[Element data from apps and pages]

*** Begin section ***

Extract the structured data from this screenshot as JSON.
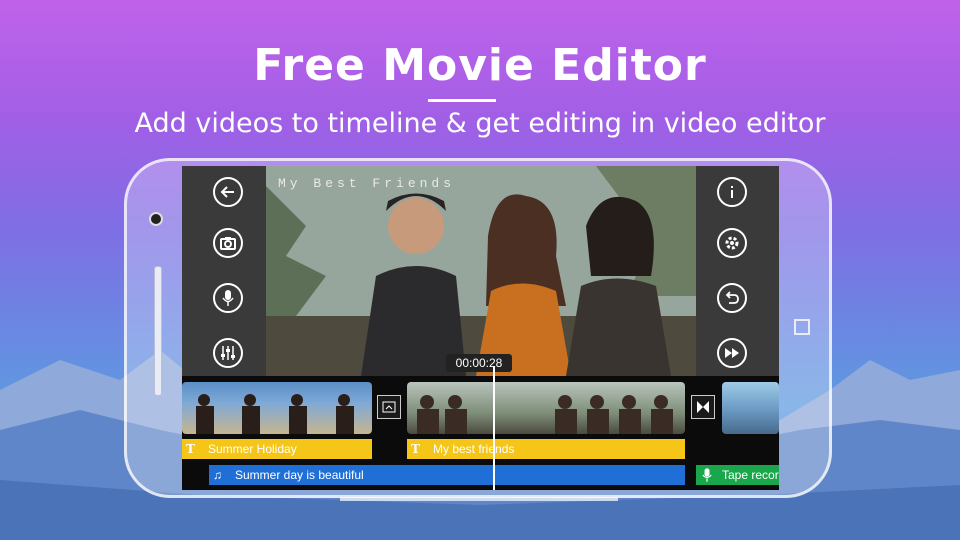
{
  "header": {
    "title": "Free Movie Editor",
    "subtitle": "Add videos to timeline & get editing in video editor"
  },
  "preview": {
    "watermark_text": "My Best Friends",
    "current_time": "00:00:28"
  },
  "left_controls": [
    "back-arrow-icon",
    "camera-icon",
    "microphone-icon",
    "equalizer-icon"
  ],
  "right_controls": [
    "info-icon",
    "settings-gear-icon",
    "undo-icon",
    "fast-forward-icon"
  ],
  "timeline": {
    "text_tracks": [
      {
        "label": "Summer Holiday",
        "color": "#f5c518"
      },
      {
        "label": "My best friends",
        "color": "#f5c518"
      }
    ],
    "music_track": {
      "label": "Summer day is beautiful",
      "color": "#1f6fd6"
    },
    "voice_track": {
      "label": "Tape recor",
      "color": "#1aa64a"
    },
    "text_marker": "T"
  },
  "colors": {
    "accent_yellow": "#f5c518",
    "music_blue": "#1f6fd6",
    "voice_green": "#1aa64a"
  }
}
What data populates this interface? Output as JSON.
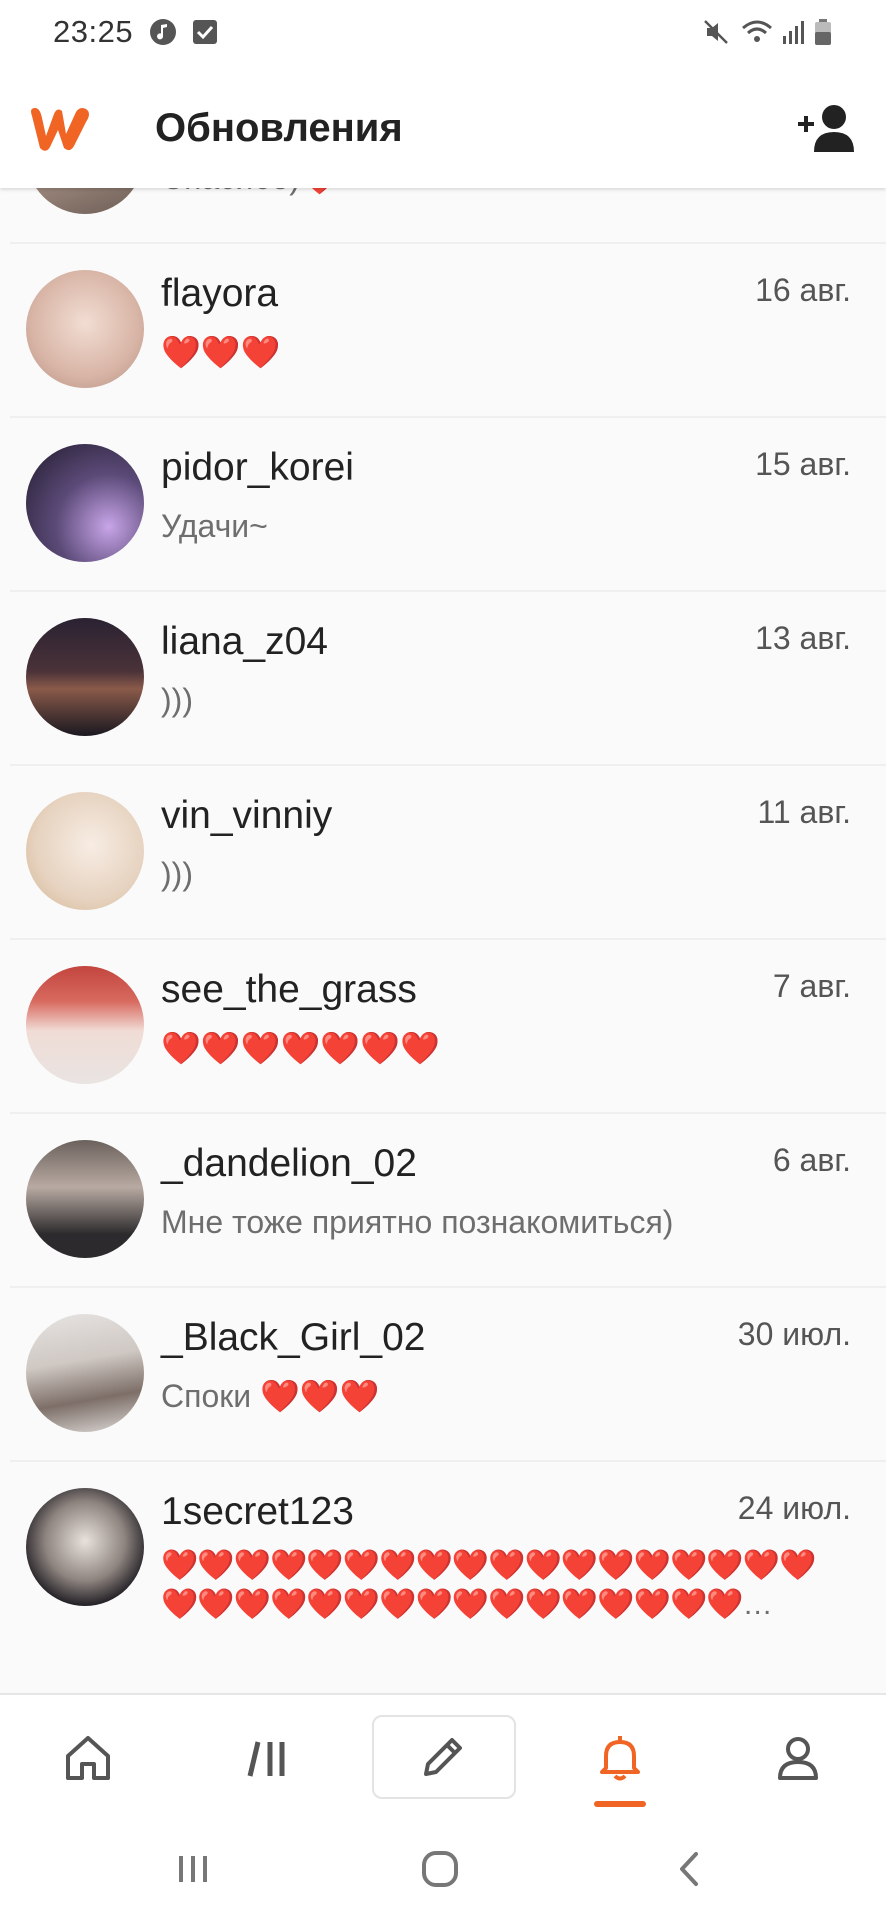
{
  "status_bar": {
    "time": "23:25",
    "left_icons": [
      "music-note-icon",
      "checkbox-icon"
    ],
    "right_icons": [
      "mute-icon",
      "wifi-icon",
      "signal-icon",
      "battery-icon"
    ]
  },
  "app_bar": {
    "title": "Обновления",
    "logo": "wattpad-logo",
    "action_icon": "add-user-icon",
    "accent_color": "#f06424"
  },
  "notifications": [
    {
      "username": "",
      "date": "",
      "message": "Спасибо)❤️",
      "avatar_color": "#c7b6a8"
    },
    {
      "username": "flayora",
      "date": "16 авг.",
      "message": "❤️❤️❤️",
      "avatar_color": "#e8cfc4"
    },
    {
      "username": "pidor_korei",
      "date": "15 авг.",
      "message": "Удачи~",
      "avatar_color": "#3a2d4a"
    },
    {
      "username": "liana_z04",
      "date": "13 авг.",
      "message": ")))",
      "avatar_color": "#1d1a2c"
    },
    {
      "username": "vin_vinniy",
      "date": "11 авг.",
      "message": ")))",
      "avatar_color": "#efe3d6"
    },
    {
      "username": "see_the_grass",
      "date": "7 авг.",
      "message": "❤️❤️❤️❤️❤️❤️❤️",
      "avatar_color": "#c95c55"
    },
    {
      "username": "_dandelion_02",
      "date": "6 авг.",
      "message": "Мне тоже приятно познакомиться)",
      "avatar_color": "#8d8580"
    },
    {
      "username": "_Black_Girl_02",
      "date": "30 июл.",
      "message": "Споки ❤️❤️❤️",
      "avatar_color": "#d6d2cf"
    },
    {
      "username": "1secret123",
      "date": "24 июл.",
      "message": "❤️❤️❤️❤️❤️❤️❤️❤️❤️❤️❤️❤️❤️❤️❤️❤️❤️❤️❤️❤️❤️❤️❤️❤️❤️❤️❤️❤️❤️❤️❤️❤️❤️❤️…",
      "avatar_color": "#2b2a33"
    }
  ],
  "bottom_nav": [
    {
      "name": "home-icon",
      "active": false
    },
    {
      "name": "library-icon",
      "active": false
    },
    {
      "name": "write-icon",
      "active": false
    },
    {
      "name": "bell-icon",
      "active": true
    },
    {
      "name": "profile-icon",
      "active": false
    }
  ],
  "system_nav": [
    "recents-icon",
    "home-circle-icon",
    "back-icon"
  ]
}
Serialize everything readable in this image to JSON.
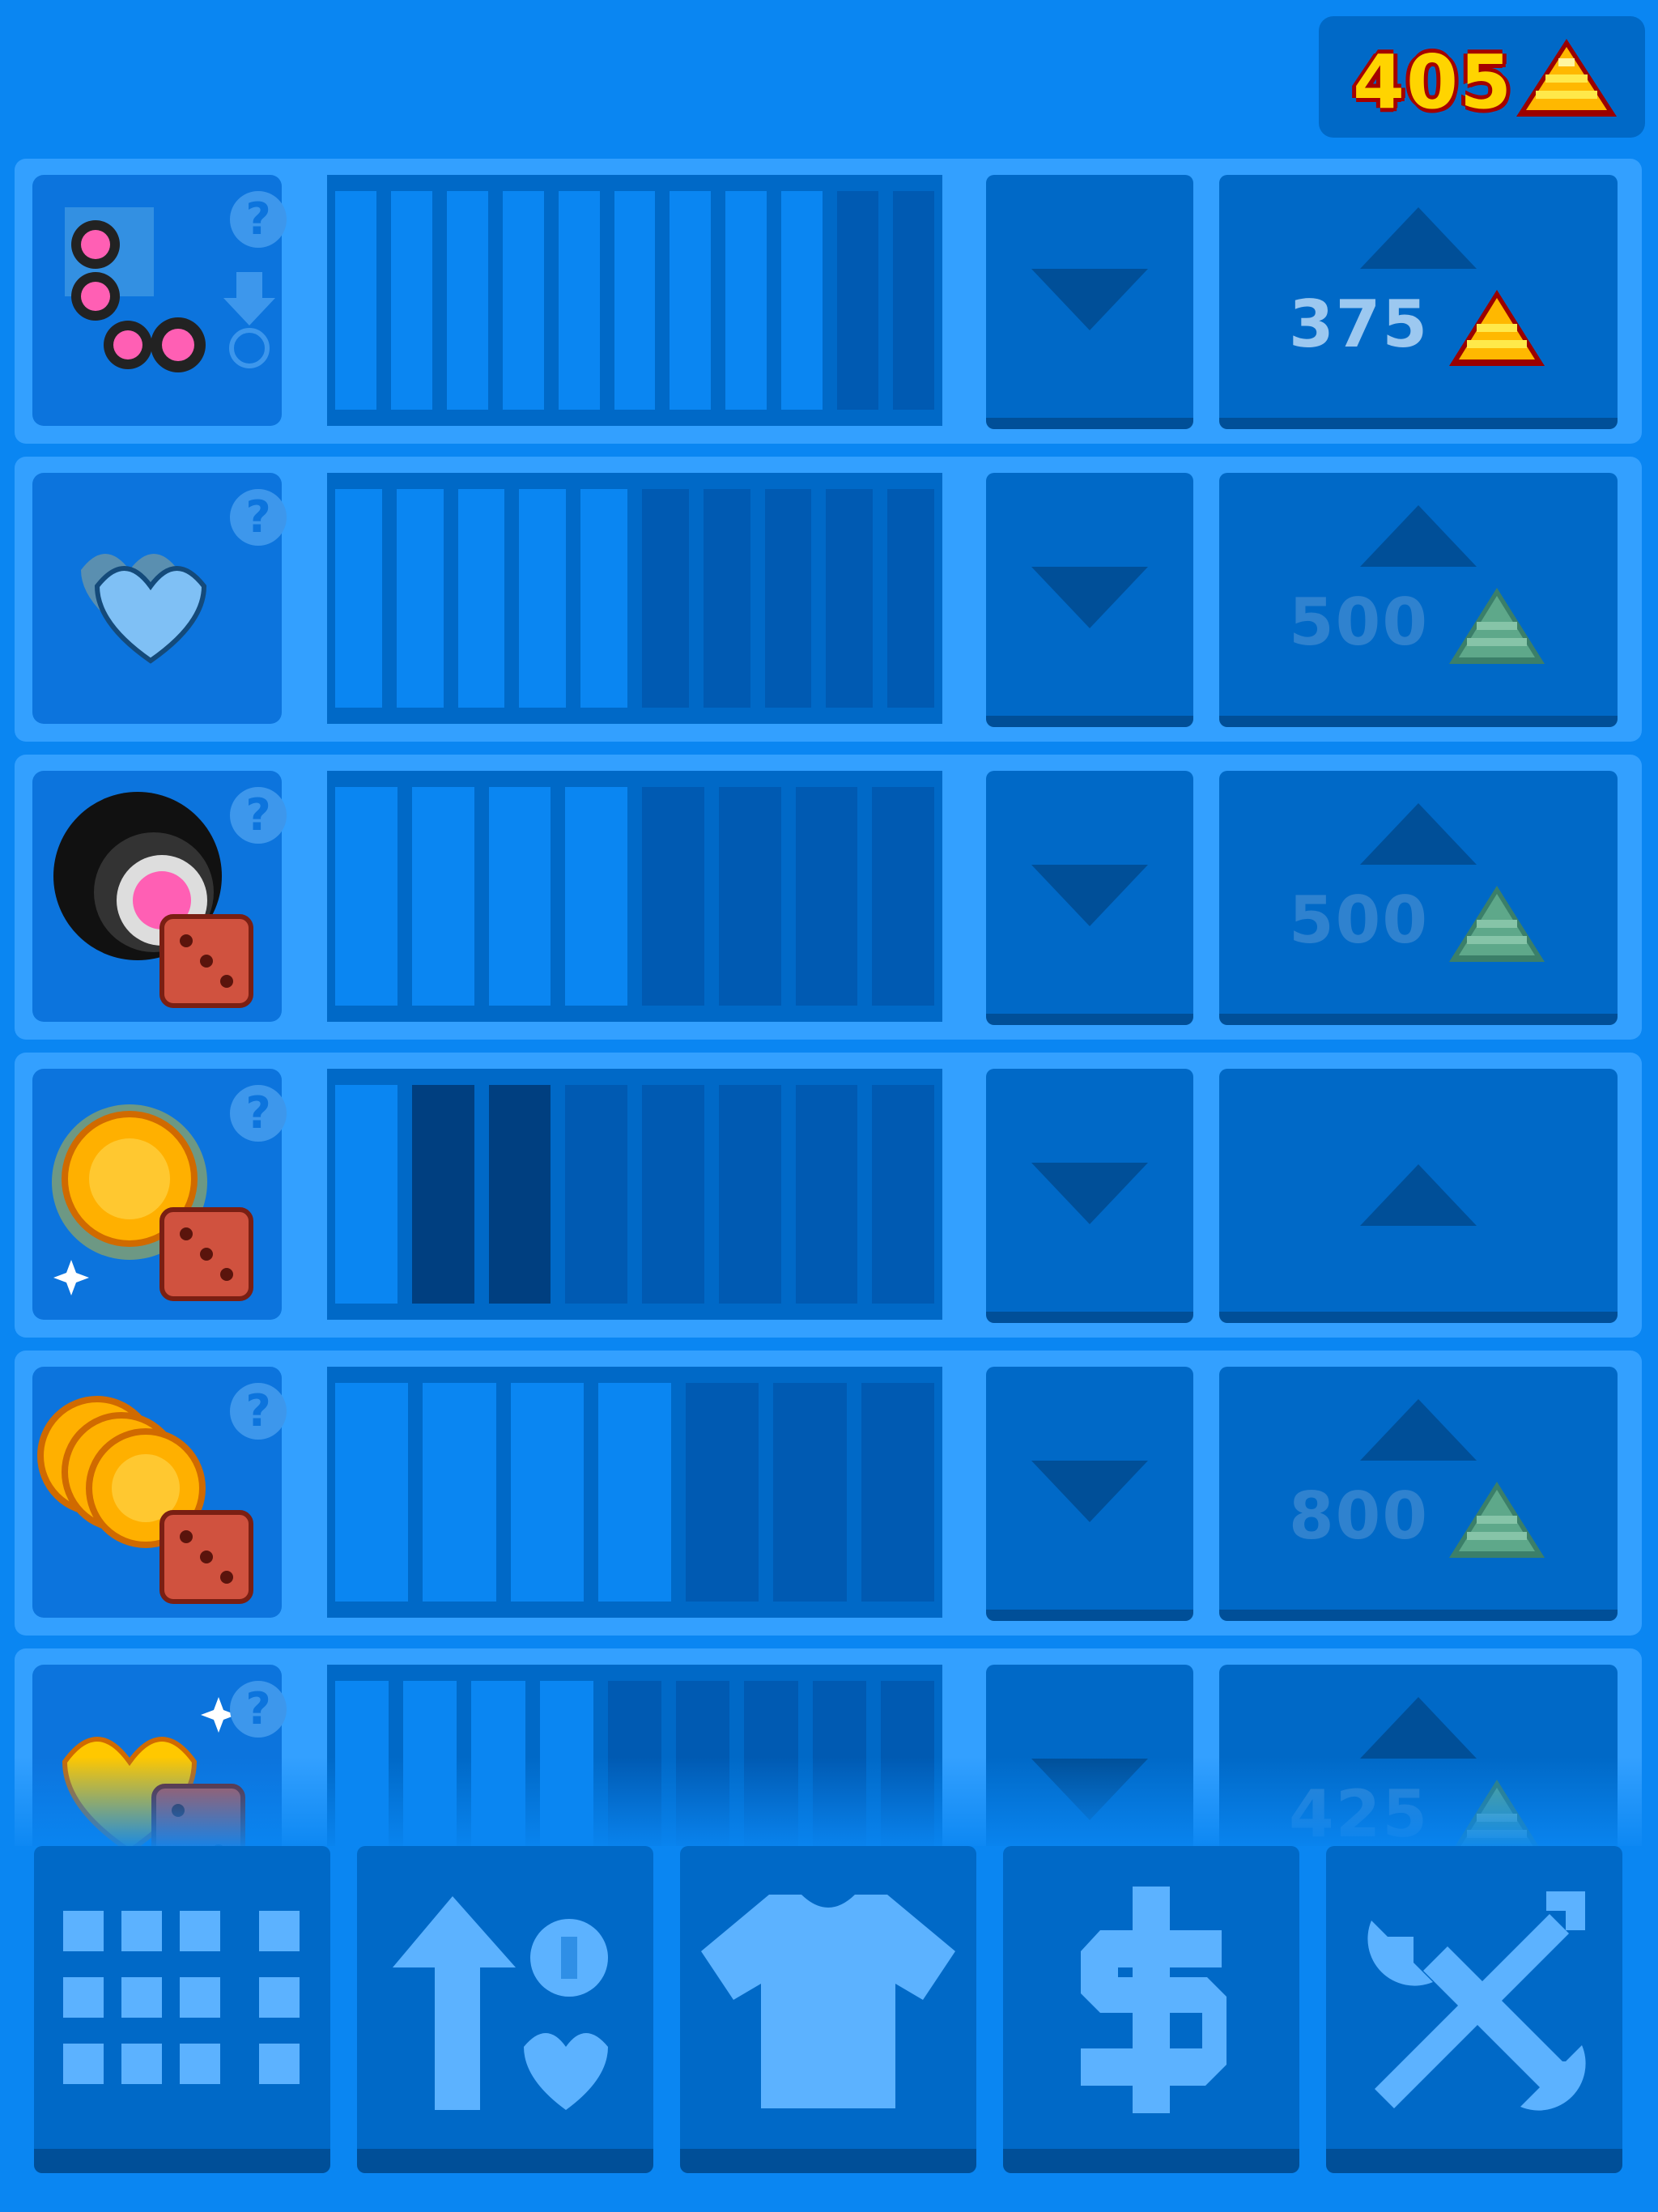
{
  "header": {
    "currency_amount": "405",
    "currency_icon": "gold-pile-icon"
  },
  "colors": {
    "bar_on": "#0a86f2",
    "bar_off": "#005ab2",
    "bar_dark": "#003f80"
  },
  "upgrades": [
    {
      "icon": "chained-sushi-rolls-icon",
      "level": 9,
      "max": 11,
      "price": "375",
      "affordable": true,
      "extra_dark": []
    },
    {
      "icon": "stacked-hearts-icon",
      "level": 5,
      "max": 10,
      "price": "500",
      "affordable": false,
      "extra_dark": []
    },
    {
      "icon": "sushi-roll-dice-icon",
      "level": 4,
      "max": 8,
      "price": "500",
      "affordable": false,
      "extra_dark": []
    },
    {
      "icon": "gold-coin-dice-icon",
      "level": 1,
      "max": 8,
      "price": "",
      "affordable": false,
      "extra_dark": [
        1,
        2
      ]
    },
    {
      "icon": "coin-stack-dice-icon",
      "level": 4,
      "max": 7,
      "price": "800",
      "affordable": false,
      "extra_dark": []
    },
    {
      "icon": "golden-heart-dice-icon",
      "level": 4,
      "max": 9,
      "price": "425",
      "affordable": false,
      "extra_dark": []
    }
  ],
  "nav": [
    {
      "name": "grid-menu",
      "icon": "grid-icon"
    },
    {
      "name": "upgrades",
      "icon": "arrow-up-heart-icon"
    },
    {
      "name": "skins",
      "icon": "shirt-icon"
    },
    {
      "name": "shop",
      "icon": "dollar-icon"
    },
    {
      "name": "settings",
      "icon": "tools-icon"
    }
  ]
}
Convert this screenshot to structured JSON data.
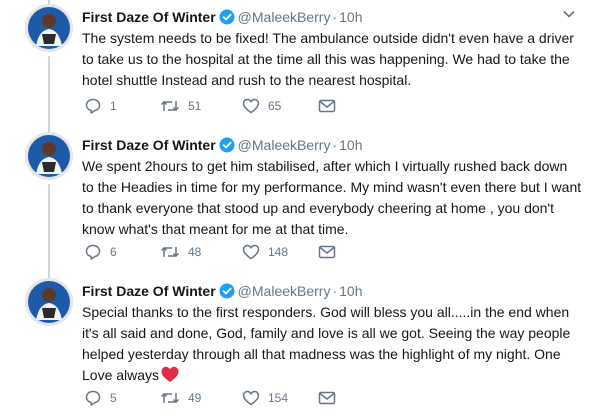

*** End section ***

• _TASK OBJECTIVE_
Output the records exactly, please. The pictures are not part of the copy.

• _WRITTEN SOLUTION_
Extract the structured data from this screenshot as JSON.
{
  "header": {
    "title": "Free Movie Editor",
    "subtitle": "Add videos to timeline & get editing in video editor"
  },
  "preview": {
    "watermark_text": "My Best Friends",
    "current_time": "00:00:28"
  },
  "left_controls": [
    "back-arrow-icon",
    "camera-icon",
    "microphone-icon",
    "equalizer-icon"
  ],
  "right_controls": [
    "info-icon",
    "settings-gear-icon",
    "undo-icon",
    "fast-forward-icon"
  ],
  "timeline": {
    "text_tracks": [
      {
        "label": "Summer Holiday",
        "color": "#f5c518"
      },
      {
        "label": "My best friends",
        "color": "#f5c518"
      }
    ],
    "music_track": {
      "label": "Summer day is beautiful",
      "color": "#1f6fd6"
    },
    "voice_track": {
      "label": "Tape recor",
      "color": "#1aa64a"
    },
    "text_marker": "T"
  },
  "colors": {
    "accent_yellow": "#f5c518",
    "music_blue": "#1f6fd6",
    "voice_green": "#1aa64a"
  }
}
What data populates this interface? Output as JSON.
{
  "status_bar": {
    "time": "23:25",
    "left_icons": [
      "music-note-icon",
      "checkbox-icon"
    ],
    "right_icons": [
      "mute-icon",
      "wifi-icon",
      "signal-icon",
      "battery-icon"
    ]
  },
  "app_bar": {
    "title": "Обновления",
    "logo": "wattpad-logo",
    "action_icon": "add-user-icon",
    "accent_color": "#f06424"
  },
  "notifications": [
    {
      "username": "",
      "date": "",
      "message": "Спасибо)❤️",
      "avatar_color": "#c7b6a8"
    },
    {
      "username": "flayora",
      "date": "16 авг.",
      "message": "❤️❤️❤️",
      "avatar_color": "#e8cfc4"
    },
    {
      "username": "pidor_korei",
      "date": "15 авг.",
      "message": "Удачи~",
      "avatar_color": "#3a2d4a"
    },
    {
      "username": "liana_z04",
      "date": "13 авг.",
      "message": ")))",
      "avatar_color": "#1d1a2c"
    },
    {
      "username": "vin_vinniy",
      "date": "11 авг.",
      "message": ")))",
      "avatar_color": "#efe3d6"
    },
    {
      "username": "see_the_grass",
      "date": "7 авг.",
      "message": "❤️❤️❤️❤️❤️❤️❤️",
      "avatar_color": "#c95c55"
    },
    {
      "username": "_dandelion_02",
      "date": "6 авг.",
      "message": "Мне тоже приятно познакомиться)",
      "avatar_color": "#8d8580"
    },
    {
      "username": "_Black_Girl_02",
      "date": "30 июл.",
      "message": "Споки ❤️❤️❤️",
      "avatar_color": "#d6d2cf"
    },
    {
      "username": "1secret123",
      "date": "24 июл.",
      "message": "❤️❤️❤️❤️❤️❤️❤️❤️❤️❤️❤️❤️❤️❤️❤️❤️❤️❤️❤️❤️❤️❤️❤️❤️❤️❤️❤️❤️❤️❤️❤️❤️❤️❤️…",
      "avatar_color": "#2b2a33"
    }
  ],
  "bottom_nav": [
    {
      "name": "home-icon",
      "active": false
    },
    {
      "name": "library-icon",
      "active": false
    },
    {
      "name": "write-icon",
      "active": false
    },
    {
      "name": "bell-icon",
      "active": true
    },
    {
      "name": "profile-icon",
      "active": false
    }
  ],
  "system_nav": [
    "recents-icon",
    "home-circle-icon",
    "back-icon"
  ]
}
Serialize everything readable in this image to JSON.
{
  "header": {
    "currency_amount": "405",
    "currency_icon": "gold-pile-icon"
  },
  "colors": {
    "bar_on": "#0a86f2",
    "bar_off": "#005ab2",
    "bar_dark": "#003f80"
  },
  "upgrades": [
    {
      "icon": "chained-sushi-rolls-icon",
      "level": 9,
      "max": 11,
      "price": "375",
      "affordable": true,
      "extra_dark": []
    },
    {
      "icon": "stacked-hearts-icon",
      "level": 5,
      "max": 10,
      "price": "500",
      "affordable": false,
      "extra_dark": []
    },
    {
      "icon": "sushi-roll-dice-icon",
      "level": 4,
      "max": 8,
      "price": "500",
      "affordable": false,
      "extra_dark": []
    },
    {
      "icon": "gold-coin-dice-icon",
      "level": 1,
      "max": 8,
      "price": "",
      "affordable": false,
      "extra_dark": [
        1,
        2
      ]
    },
    {
      "icon": "coin-stack-dice-icon",
      "level": 4,
      "max": 7,
      "price": "800",
      "affordable": false,
      "extra_dark": []
    },
    {
      "icon": "golden-heart-dice-icon",
      "level": 4,
      "max": 9,
      "price": "425",
      "affordable": false,
      "extra_dark": []
    }
  ],
  "nav": [
    {
      "name": "grid-menu",
      "icon": "grid-icon"
    },
    {
      "name": "upgrades",
      "icon": "arrow-up-heart-icon"
    },
    {
      "name": "skins",
      "icon": "shirt-icon"
    },
    {
      "name": "shop",
      "icon": "dollar-icon"
    },
    {
      "name": "settings",
      "icon": "tools-icon"
    }
  ]
}
Convert this screenshot to structured JSON data.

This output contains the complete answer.